And instead of having an abstract conversation about policy, I’m going to make it personal. I’m going to tell them that, because of this President, I’m more afraid as a trans person. I’m going to speak from the heart and tell them that I am worried Trump’s transphobic rhetoric and policy agenda will embolden someone to attack me when I’m wearing a dress. I’m going to tell them that I am more worried for my safety than ever. That I’m actually pretty afraid of going on my book tour this spring because it means I’ll have to wear a dress in a lot of strange cities with people I don’t know. I’m afraid that someone who feels emboldened by Trump will take it upon themselves to come to one of my book signings and hurt me. Or will see me walking around in their town and throw a punch or worse. I’m scared that the same people who own assault rifles are the people whom Trump inspires to attack communities of difference. I’m going to tell them that I am afraid — and that their accepting me personally, as some kind of exception because I’m in the family, is not enough. That I’m worried people like me will be increasingly threatened and beaten and assaulted and killed.

And then I will simply give them space to think about that.

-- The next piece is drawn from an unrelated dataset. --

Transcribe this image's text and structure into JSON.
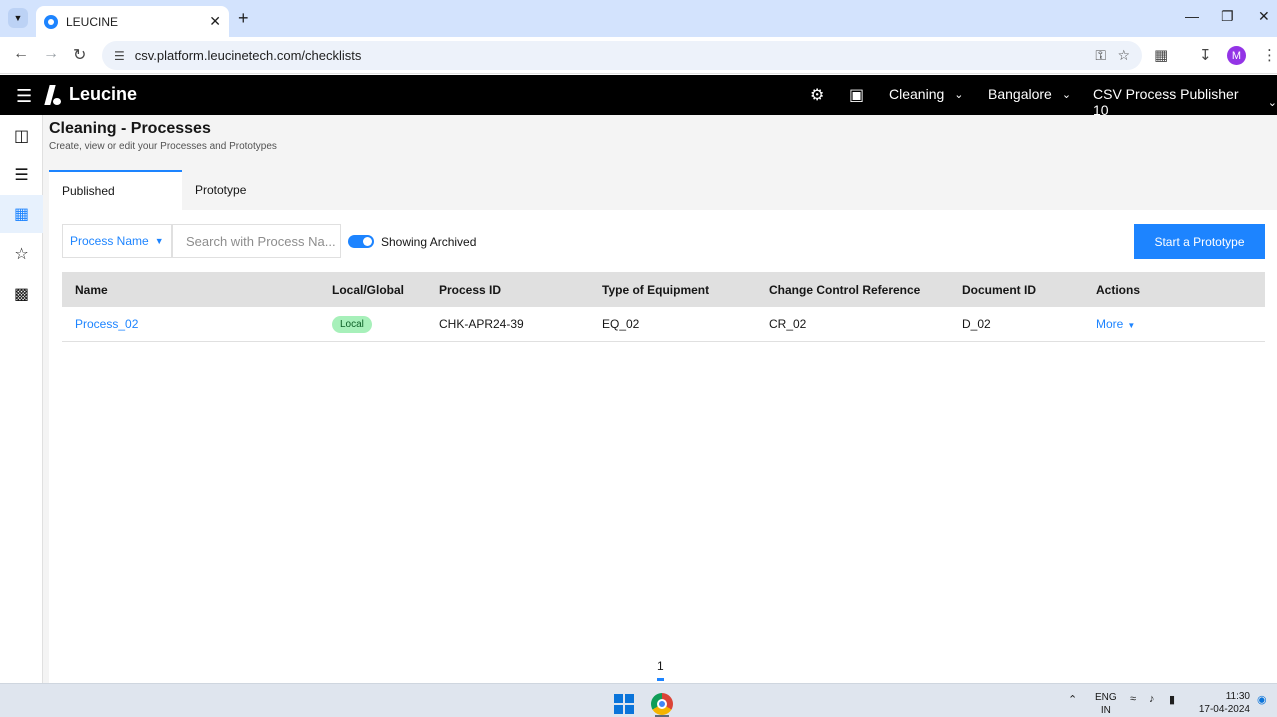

I don’t know if it’s going to work: This is a new approach, not a tested strategy. But in a time when our country is more divided than ever, I am desperate to find other ways to communicate. I refuse to believe that people cannot change. I refuse to believe that queer and trans people cannot help those who love us to grow. I refuse to believe that I cannot share my tender, beating heart with someone I love. In fact, that’s exactly what I’ll do. Wish me luck.